July 18, 1914.
Hon. Guy Guernsey, Secretary,
Chicago-Kent College of Law,
Dear Mr. Guernsey:-
Before beginning the mission of this epistle wish to refresh your memory on the fact that I am a member of the illustrious class of '12 which so heartlessly deserted their Alma Mater in a spirit of joy.
I believe the last time I troubled you I was located in Boston - "now look at me." Since that time I have been transferred here to Tennessee, as you can see from the above, and whether permanently or temporarily, it is difficult to say. the supposition is, however, that I am in for life, or until pardoned.
Am making application for license to practice in Tennessee and while attorneys from Illinois are admitted here on motion, it is necessary that I make application showing course of studies I pursued in preperation [sic] for admission in the state from whence I came. Am enclosing a blank, which with the note at the bottom is self explanatory.
In addition to this form I am obliged to file another blank containing the enumeration of the law books from which I studied, and owing to the fact that I have not carried my "Library" with me I am very much at a loss to know what books I really did read. I would, therefore, appreciate it if you would send me a copy of my credentials so that I can fill out my application properly. If there is any expense to this I shall be very glad to remit.
With kindest regards to yourself and sincerely wishing to be remembered to those of the class with whom you may come in contact and further trusting that it will be unnecessary for me to bother you in the matters of applications, I am,
Very Sincerely yours, Jos. R. Lowell
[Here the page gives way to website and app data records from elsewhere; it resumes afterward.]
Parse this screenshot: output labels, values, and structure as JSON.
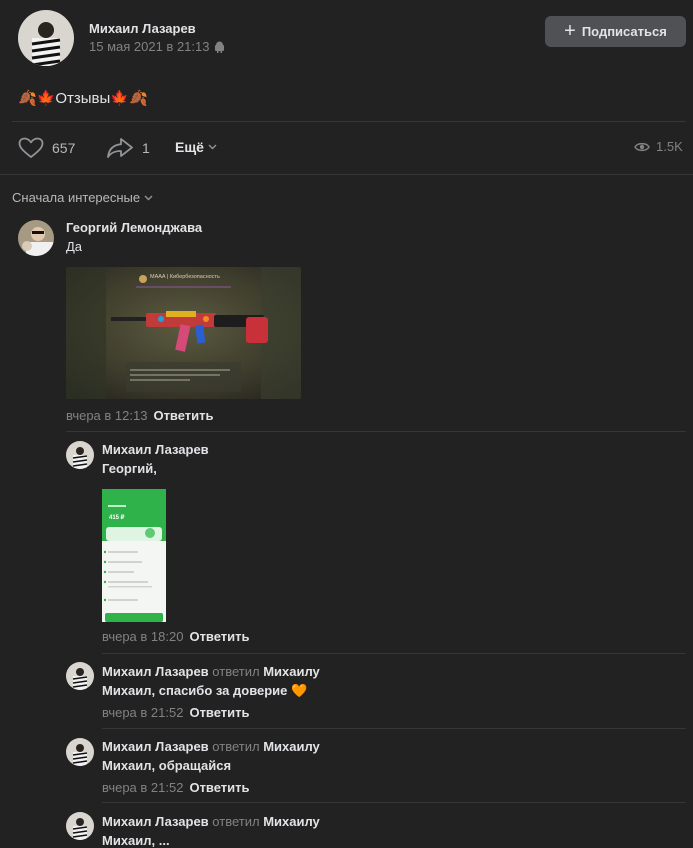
{
  "post": {
    "author": "Михаил Лазарев",
    "date": "15 мая 2021 в 21:13",
    "subscribe_label": "Подписаться",
    "text": "🍂🍁Отзывы🍁🍂",
    "likes": "657",
    "shares": "1",
    "more_label": "Ещё",
    "views": "1.5K"
  },
  "comments": {
    "sort_label": "Сначала интересные",
    "reply_label": "Ответить",
    "items": [
      {
        "author": "Георгий Лемонджава",
        "text": "Да",
        "time": "вчера в 12:13",
        "image_header": "MAAA | Кибербезопасность"
      },
      {
        "author": "Михаил Лазарев",
        "text": "Георгий,",
        "time": "вчера в 18:20",
        "image_amount": "415 ₽"
      },
      {
        "author": "Михаил Лазарев",
        "replied_word": "ответил",
        "replied_to": "Михаилу",
        "text": "Михаил, спасибо за доверие 🧡",
        "time": "вчера в 21:52"
      },
      {
        "author": "Михаил Лазарев",
        "replied_word": "ответил",
        "replied_to": "Михаилу",
        "text": "Михаил, обращайся",
        "time": "вчера в 21:52"
      },
      {
        "author": "Михаил Лазарев",
        "replied_word": "ответил",
        "replied_to": "Михаилу",
        "text": "Михаил, ..."
      }
    ]
  },
  "colors": {
    "background": "#222222",
    "text": "#e1e3e6",
    "muted": "#828282",
    "button": "#4f5154"
  }
}
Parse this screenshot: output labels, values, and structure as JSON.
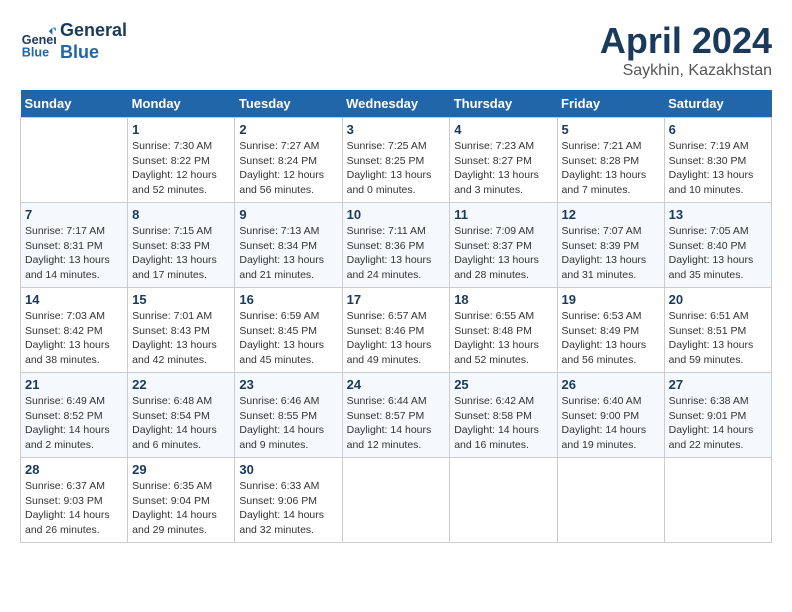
{
  "header": {
    "logo_line1": "General",
    "logo_line2": "Blue",
    "month": "April 2024",
    "location": "Saykhin, Kazakhstan"
  },
  "weekdays": [
    "Sunday",
    "Monday",
    "Tuesday",
    "Wednesday",
    "Thursday",
    "Friday",
    "Saturday"
  ],
  "weeks": [
    [
      {
        "day": "",
        "info": ""
      },
      {
        "day": "1",
        "info": "Sunrise: 7:30 AM\nSunset: 8:22 PM\nDaylight: 12 hours\nand 52 minutes."
      },
      {
        "day": "2",
        "info": "Sunrise: 7:27 AM\nSunset: 8:24 PM\nDaylight: 12 hours\nand 56 minutes."
      },
      {
        "day": "3",
        "info": "Sunrise: 7:25 AM\nSunset: 8:25 PM\nDaylight: 13 hours\nand 0 minutes."
      },
      {
        "day": "4",
        "info": "Sunrise: 7:23 AM\nSunset: 8:27 PM\nDaylight: 13 hours\nand 3 minutes."
      },
      {
        "day": "5",
        "info": "Sunrise: 7:21 AM\nSunset: 8:28 PM\nDaylight: 13 hours\nand 7 minutes."
      },
      {
        "day": "6",
        "info": "Sunrise: 7:19 AM\nSunset: 8:30 PM\nDaylight: 13 hours\nand 10 minutes."
      }
    ],
    [
      {
        "day": "7",
        "info": "Sunrise: 7:17 AM\nSunset: 8:31 PM\nDaylight: 13 hours\nand 14 minutes."
      },
      {
        "day": "8",
        "info": "Sunrise: 7:15 AM\nSunset: 8:33 PM\nDaylight: 13 hours\nand 17 minutes."
      },
      {
        "day": "9",
        "info": "Sunrise: 7:13 AM\nSunset: 8:34 PM\nDaylight: 13 hours\nand 21 minutes."
      },
      {
        "day": "10",
        "info": "Sunrise: 7:11 AM\nSunset: 8:36 PM\nDaylight: 13 hours\nand 24 minutes."
      },
      {
        "day": "11",
        "info": "Sunrise: 7:09 AM\nSunset: 8:37 PM\nDaylight: 13 hours\nand 28 minutes."
      },
      {
        "day": "12",
        "info": "Sunrise: 7:07 AM\nSunset: 8:39 PM\nDaylight: 13 hours\nand 31 minutes."
      },
      {
        "day": "13",
        "info": "Sunrise: 7:05 AM\nSunset: 8:40 PM\nDaylight: 13 hours\nand 35 minutes."
      }
    ],
    [
      {
        "day": "14",
        "info": "Sunrise: 7:03 AM\nSunset: 8:42 PM\nDaylight: 13 hours\nand 38 minutes."
      },
      {
        "day": "15",
        "info": "Sunrise: 7:01 AM\nSunset: 8:43 PM\nDaylight: 13 hours\nand 42 minutes."
      },
      {
        "day": "16",
        "info": "Sunrise: 6:59 AM\nSunset: 8:45 PM\nDaylight: 13 hours\nand 45 minutes."
      },
      {
        "day": "17",
        "info": "Sunrise: 6:57 AM\nSunset: 8:46 PM\nDaylight: 13 hours\nand 49 minutes."
      },
      {
        "day": "18",
        "info": "Sunrise: 6:55 AM\nSunset: 8:48 PM\nDaylight: 13 hours\nand 52 minutes."
      },
      {
        "day": "19",
        "info": "Sunrise: 6:53 AM\nSunset: 8:49 PM\nDaylight: 13 hours\nand 56 minutes."
      },
      {
        "day": "20",
        "info": "Sunrise: 6:51 AM\nSunset: 8:51 PM\nDaylight: 13 hours\nand 59 minutes."
      }
    ],
    [
      {
        "day": "21",
        "info": "Sunrise: 6:49 AM\nSunset: 8:52 PM\nDaylight: 14 hours\nand 2 minutes."
      },
      {
        "day": "22",
        "info": "Sunrise: 6:48 AM\nSunset: 8:54 PM\nDaylight: 14 hours\nand 6 minutes."
      },
      {
        "day": "23",
        "info": "Sunrise: 6:46 AM\nSunset: 8:55 PM\nDaylight: 14 hours\nand 9 minutes."
      },
      {
        "day": "24",
        "info": "Sunrise: 6:44 AM\nSunset: 8:57 PM\nDaylight: 14 hours\nand 12 minutes."
      },
      {
        "day": "25",
        "info": "Sunrise: 6:42 AM\nSunset: 8:58 PM\nDaylight: 14 hours\nand 16 minutes."
      },
      {
        "day": "26",
        "info": "Sunrise: 6:40 AM\nSunset: 9:00 PM\nDaylight: 14 hours\nand 19 minutes."
      },
      {
        "day": "27",
        "info": "Sunrise: 6:38 AM\nSunset: 9:01 PM\nDaylight: 14 hours\nand 22 minutes."
      }
    ],
    [
      {
        "day": "28",
        "info": "Sunrise: 6:37 AM\nSunset: 9:03 PM\nDaylight: 14 hours\nand 26 minutes."
      },
      {
        "day": "29",
        "info": "Sunrise: 6:35 AM\nSunset: 9:04 PM\nDaylight: 14 hours\nand 29 minutes."
      },
      {
        "day": "30",
        "info": "Sunrise: 6:33 AM\nSunset: 9:06 PM\nDaylight: 14 hours\nand 32 minutes."
      },
      {
        "day": "",
        "info": ""
      },
      {
        "day": "",
        "info": ""
      },
      {
        "day": "",
        "info": ""
      },
      {
        "day": "",
        "info": ""
      }
    ]
  ]
}
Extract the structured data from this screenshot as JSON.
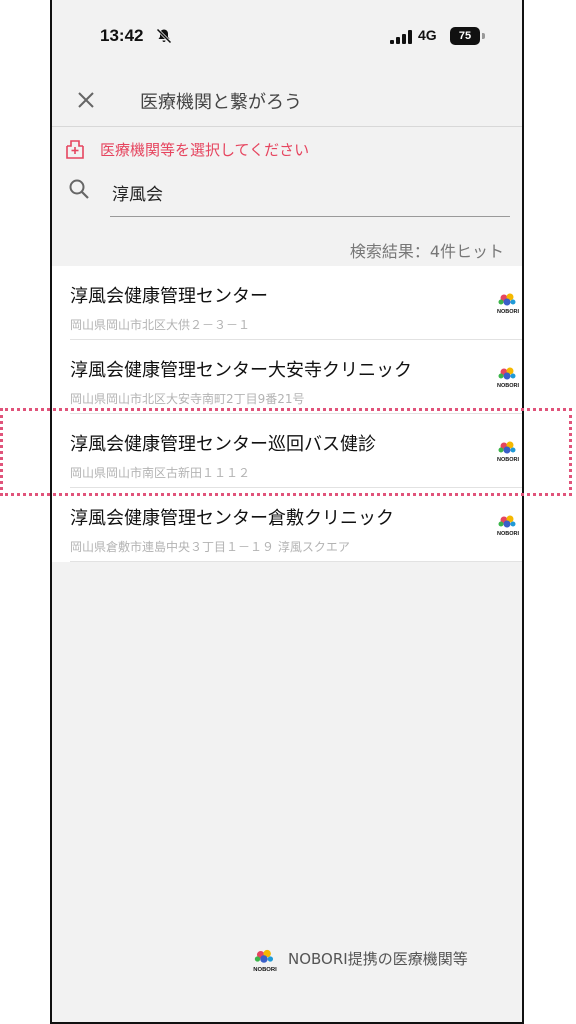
{
  "status_bar": {
    "time": "13:42",
    "network": "4G",
    "battery": "75",
    "icons": [
      "bell-off-icon",
      "signal-icon",
      "battery-icon"
    ]
  },
  "header": {
    "title": "医療機関と繋がろう",
    "close_icon": "close-icon"
  },
  "prompt": {
    "text": "医療機関等を選択してください",
    "icon": "hospital-icon",
    "color": "#e6455f"
  },
  "search": {
    "value": "淳風会",
    "icon": "search-icon"
  },
  "results": {
    "count_label": "検索結果：4件ヒット",
    "items": [
      {
        "name": "淳風会健康管理センター",
        "address": "岡山県岡山市北区大供２－３－１",
        "logo": "NOBORI"
      },
      {
        "name": "淳風会健康管理センター大安寺クリニック",
        "address": "岡山県岡山市北区大安寺南町2丁目9番21号",
        "logo": "NOBORI"
      },
      {
        "name": "淳風会健康管理センター巡回バス健診",
        "address": "岡山県岡山市南区古新田１１１２",
        "logo": "NOBORI"
      },
      {
        "name": "淳風会健康管理センター倉敷クリニック",
        "address": "岡山県倉敷市連島中央３丁目１－１９ 淳風スクエア",
        "logo": "NOBORI"
      }
    ]
  },
  "footer": {
    "text": "NOBORI提携の医療機関等",
    "logo": "NOBORI"
  },
  "colors": {
    "accent": "#e6455f",
    "background": "#f2f2f2",
    "highlight": "#e0537a"
  }
}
guy guernsey, jos. r. lowell
Lowell, Jos. R., "Letter to Secretary Guy Guernsey from Jos. R. Lowell, 1914" (1914). Law School Memorabilia. 7.